Our Spring Thames Valley Business Barometer has just been published. As well as focusing on economic confidence, growth and employment intentions, the Spring 2019 Barometer puts the spotlight on employee wellbeing. The importance of wellbeing in the workplace is being increasingly recognised, and many companies are looking at practices to increase the wellbeing of their staff.
Business confidence in the year of Brexit
The latest Barometer, conducted between March and May 2019, suggests that this year Brexit has had an impact, with falling expectations in profit, turnover and staff retention. According to the survey, 63% of businesses have lost economic confidence in the last six months, with businesses most uncertain about trading, staff migration, increased costs of resources and the current political climate This has especially impacted small businesses in the region.
Let’s face it, it is hard to ignore Brexit. It dominates the news cycle and national debate, and this has evidently affected business confidence in the Thames Valley. Clearly many companies have been tightening their belts and many longer-term projects and investment decisions have been deferred, at least for now.
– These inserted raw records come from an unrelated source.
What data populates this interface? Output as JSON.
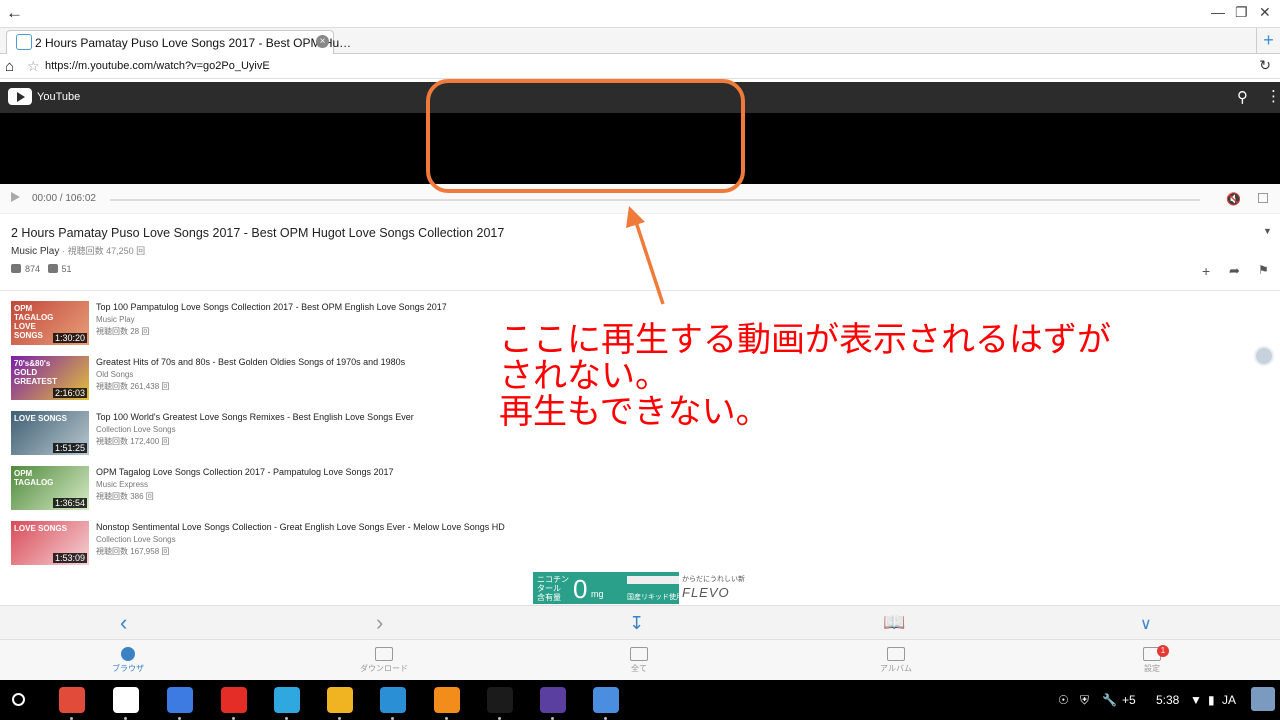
{
  "window": {
    "back_icon": "back-arrow-icon",
    "controls": [
      "minimize-icon",
      "restore-icon",
      "close-icon"
    ]
  },
  "tab": {
    "title": "2 Hours Pamatay Puso Love Songs 2017 - Best OPM Hu…",
    "new_tab": "+"
  },
  "address": {
    "url": "https://m.youtube.com/watch?v=go2Po_UyivE"
  },
  "youtube": {
    "brand": "YouTube"
  },
  "player": {
    "time": "00:00 / 106:02"
  },
  "video": {
    "title": "2 Hours Pamatay Puso Love Songs 2017 - Best OPM Hugot Love Songs Collection 2017",
    "channel": "Music Play",
    "views": "· 視聴回数 47,250 回",
    "likes": "874",
    "dislikes": "51"
  },
  "related": [
    {
      "title": "Top 100 Pampatulog Love Songs Collection 2017 - Best OPM English Love Songs 2017",
      "channel": "Music Play",
      "views": "視聴回数 28 回",
      "duration": "1:30:20",
      "thumb_label": "OPM\nTAGALOG\nLOVE\nSONGS",
      "colors": [
        "#c1463a",
        "#e8a07a"
      ]
    },
    {
      "title": "Greatest Hits of 70s and 80s - Best Golden Oldies Songs of 1970s and 1980s",
      "channel": "Old Songs",
      "views": "視聴回数 261,438 回",
      "duration": "2:16:03",
      "thumb_label": "70's&80's\nGOLD\nGREATEST",
      "colors": [
        "#7a1fa8",
        "#e5c33a"
      ]
    },
    {
      "title": "Top 100 World's Greatest Love Songs Remixes - Best English Love Songs Ever",
      "channel": "Collection Love Songs",
      "views": "視聴回数 172,400 回",
      "duration": "1:51:25",
      "thumb_label": "LOVE SONGS",
      "colors": [
        "#3f5f73",
        "#b9c8cf"
      ]
    },
    {
      "title": "OPM Tagalog Love Songs Collection 2017 - Pampatulog Love Songs 2017",
      "channel": "Music Express",
      "views": "視聴回数 386 回",
      "duration": "1:36:54",
      "thumb_label": "OPM\nTAGALOG",
      "colors": [
        "#4f8a3c",
        "#d9ecc7"
      ]
    },
    {
      "title": "Nonstop Sentimental Love Songs Collection - Great English Love Songs Ever - Melow Love Songs HD",
      "channel": "Collection Love Songs",
      "views": "視聴回数 167,958 回",
      "duration": "1:53:09",
      "thumb_label": "LOVE SONGS",
      "colors": [
        "#d94b58",
        "#f5d3d6"
      ]
    }
  ],
  "ad": {
    "line1": "ニコチン\nタール\n含有量",
    "big": "0",
    "unit": "mg",
    "sub": "国産リキッド使用",
    "tagline": "からだにうれしい新",
    "brand": "FLEVO"
  },
  "annotation": {
    "text_line1": "ここに再生する動画が表示されるはずが",
    "text_line2": "されない。",
    "text_line3": "再生もできない。",
    "color": "#ff0000",
    "box_color": "#f07a3a"
  },
  "bottom_nav": [
    "chevron-left-icon",
    "chevron-right-icon",
    "download-icon",
    "book-icon",
    "chevron-down-icon"
  ],
  "dock": [
    {
      "label": "ブラウザ",
      "icon": "globe-icon",
      "active": true
    },
    {
      "label": "ダウンロード",
      "icon": "folder-download-icon",
      "active": false
    },
    {
      "label": "全て",
      "icon": "folder-icon",
      "active": false
    },
    {
      "label": "アルバム",
      "icon": "list-icon",
      "active": false
    },
    {
      "label": "設定",
      "icon": "gear-icon",
      "active": false,
      "badge": "1"
    }
  ],
  "taskbar": {
    "apps": [
      {
        "name": "chrome-icon",
        "color": "#e04b3a"
      },
      {
        "name": "gmail-icon",
        "color": "#ffffff"
      },
      {
        "name": "docs-icon",
        "color": "#3d7be3"
      },
      {
        "name": "youtube-icon",
        "color": "#e52d27"
      },
      {
        "name": "play-store-icon",
        "color": "#2fa8e0"
      },
      {
        "name": "downloader-icon",
        "color": "#f0b422"
      },
      {
        "name": "es-file-icon",
        "color": "#2b8fd6"
      },
      {
        "name": "vlc-icon",
        "color": "#f28c1a"
      },
      {
        "name": "kindle-icon",
        "color": "#1b1b1b"
      },
      {
        "name": "screen-icon",
        "color": "#5b3fa0"
      },
      {
        "name": "video-dl-icon",
        "color": "#4b8ee0"
      }
    ],
    "notif_count": "+5",
    "clock": "5:38",
    "ime": "JA"
  }
}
It’s not all doom and gloom, business performance has remained stable with 36% of respondents saying their business pipeline has increased, and 43% reporting an increase in turnover. Likewise,more than half of the companies surveyed in the report expect profits to rise and headcount to grow in the next six months.
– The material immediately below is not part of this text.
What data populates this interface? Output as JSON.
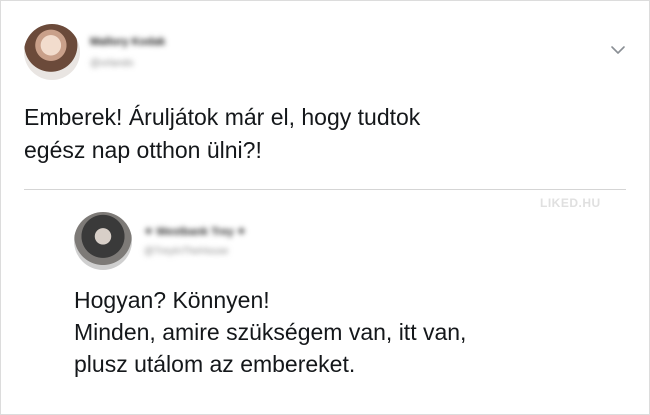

Employee wellbeing in the workplace – a priority for Thames Valley employers
The report also focused on health and wellbeing in the workplace in the Thames Valley. In 2017, Health Survey England reported 64.3% of adults in the UK are classified overweight or obese. Causes of obesity can have a lot of direct links to the workplace. Workers in sedentary jobs who work at a desk with limited movement and physical activity are most at risk. In addition, work-related stress has a proven link to abusing food and overeating.
In our report, 90% of employers recognise that they have a responsibility to encourage their employees to be healthy in the workplace. Over half of businesses are proactive in offering effective health and wellbeing programmes for employees. 54% of respondents have implemented cycle to work schemes and 34% of businesses offer a healthy food alternative. However, there is room for improvement, particularly with regards to work-related stress and mental health.
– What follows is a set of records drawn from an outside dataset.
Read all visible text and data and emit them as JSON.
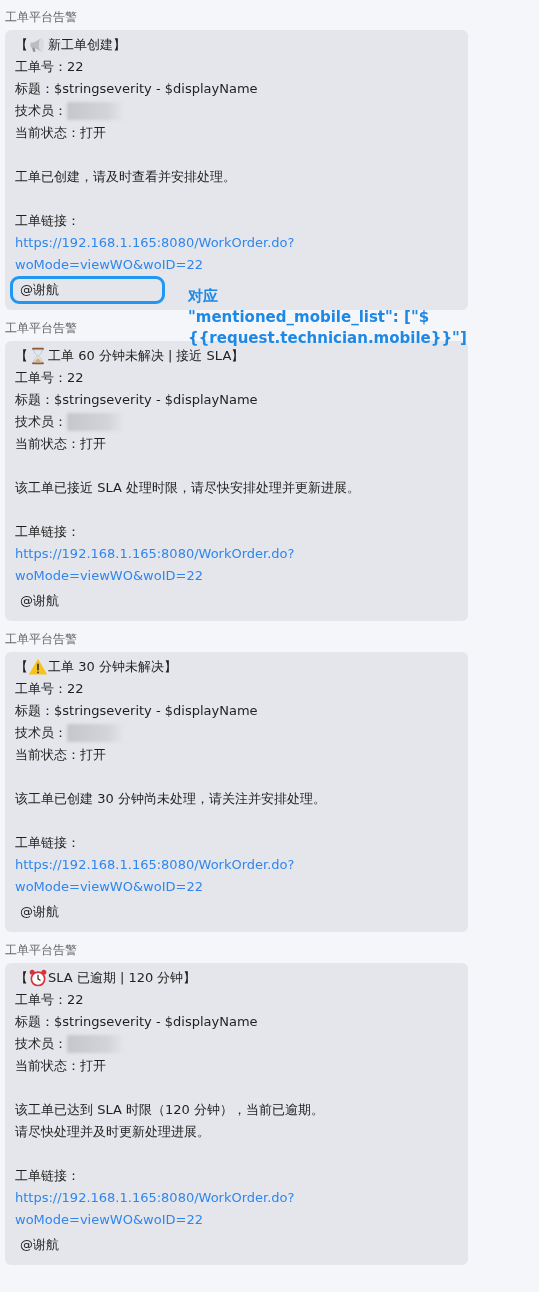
{
  "messages": [
    {
      "sender": "工单平台告警",
      "title": {
        "open": "【",
        "kind": "megaphone",
        "text": "新工单创建】"
      },
      "ticket": "工单号：22",
      "subject": "标题：$stringseverity - $displayName",
      "technician": {
        "label": "技术员：",
        "redacted": true
      },
      "status": "当前状态：打开",
      "body": [
        "工单已创建，请及时查看并安排处理。"
      ],
      "link_label": "工单链接：",
      "link": [
        "https://192.168.1.165:8080/WorkOrder.do?",
        "woMode=viewWO&woID=22"
      ],
      "mention": {
        "text": "@谢航",
        "highlighted": true
      },
      "annotation": [
        "对应",
        "\"mentioned_mobile_list\": [\"$",
        "{{request.technician.mobile}}\"]"
      ]
    },
    {
      "sender": "工单平台告警",
      "title": {
        "open": "【",
        "kind": "hourglass",
        "text": "工单 60 分钟未解决 | 接近 SLA】"
      },
      "ticket": "工单号：22",
      "subject": "标题：$stringseverity - $displayName",
      "technician": {
        "label": "技术员：",
        "redacted": true
      },
      "status": "当前状态：打开",
      "body": [
        "该工单已接近 SLA 处理时限，请尽快安排处理并更新进展。"
      ],
      "link_label": "工单链接：",
      "link": [
        "https://192.168.1.165:8080/WorkOrder.do?",
        "woMode=viewWO&woID=22"
      ],
      "mention": {
        "text": "@谢航",
        "highlighted": false
      }
    },
    {
      "sender": "工单平台告警",
      "title": {
        "open": "【",
        "kind": "warning",
        "text": "工单 30 分钟未解决】"
      },
      "ticket": "工单号：22",
      "subject": "标题：$stringseverity - $displayName",
      "technician": {
        "label": "技术员：",
        "redacted": true
      },
      "status": "当前状态：打开",
      "body": [
        "该工单已创建 30 分钟尚未处理，请关注并安排处理。"
      ],
      "link_label": "工单链接：",
      "link": [
        "https://192.168.1.165:8080/WorkOrder.do?",
        "woMode=viewWO&woID=22"
      ],
      "mention": {
        "text": "@谢航",
        "highlighted": false
      }
    },
    {
      "sender": "工单平台告警",
      "title": {
        "open": "【",
        "kind": "alarm-clock",
        "text": "SLA 已逾期 | 120 分钟】"
      },
      "ticket": "工单号：22",
      "subject": "标题：$stringseverity - $displayName",
      "technician": {
        "label": "技术员：",
        "redacted": true
      },
      "status": "当前状态：打开",
      "body": [
        "该工单已达到 SLA 时限（120 分钟），当前已逾期。",
        "请尽快处理并及时更新处理进展。"
      ],
      "link_label": "工单链接：",
      "link": [
        "https://192.168.1.165:8080/WorkOrder.do?",
        "woMode=viewWO&woID=22"
      ],
      "mention": {
        "text": "@谢航",
        "highlighted": false
      }
    }
  ]
}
1 in 4 people will experience mental health issues each year; this is equivalent to 676 million people worldwide. According to the report, businesses surveyed provide services such as pro-counselling with 30% of organisations offering staff intranets with an online counselling section. However, around half (49%) of managers do not know how to support employee mental wellbeing in the workplace, and 66% state that they would not know what to do if an employee directly told them that they were struggling.
Presenteeism continues to be pressing issue as reports suggest more than 40% of employees said their work was affected by health problems after putting aside mental and physical health problems to go into work. The accelerating trend can be costly to businesses as productivity is impacted, morale is low and stress is high, and illness can spread to affect the entire workforce.
Moreover, 67% of individuals who have struggled with mental illness had never told their employer despite there being around 61% of employees that have experienced a mental health issue because of work. There continues to be a stigma surrounding the topic of mental health and stress, which could be why services and opportunities for employees to discuss concerns are limited – few understand how to tackle issues and support their workforce.
Employers need to start listening and take action. There are many businesses benefits to reducing stress and encouraging worker wellbeing, including preventing high staff turnover, improving workplace relations and increasing productivity. And if businesses continue to ignore wellbeing of their employees, they could directly lose money! Reports suggest mental ill health is responsible for 72 million working days lost and costs £34.9 billion each year.
We are experiencing a burnout culture where work-related stress is the largest cause of absence, and it’s important that employers take more proactive steps to promote worker wellbeing. We hope the latest Barometer is eye opening for businesses and encourages employers to explore their options and consider the ways they can support their employees.
Would you like to be profiled in the next Barometer?
To find out more about the Thames Valley Business Barometer, head to our Insight page or visit the BDO website. To be profiled in the next Barometer please contact Paula Elliott, MD, C8 Consulting on firstname.lastname@example.org or call her on 0118 949 7736. The next Barometer survey will take place from September to November 2019.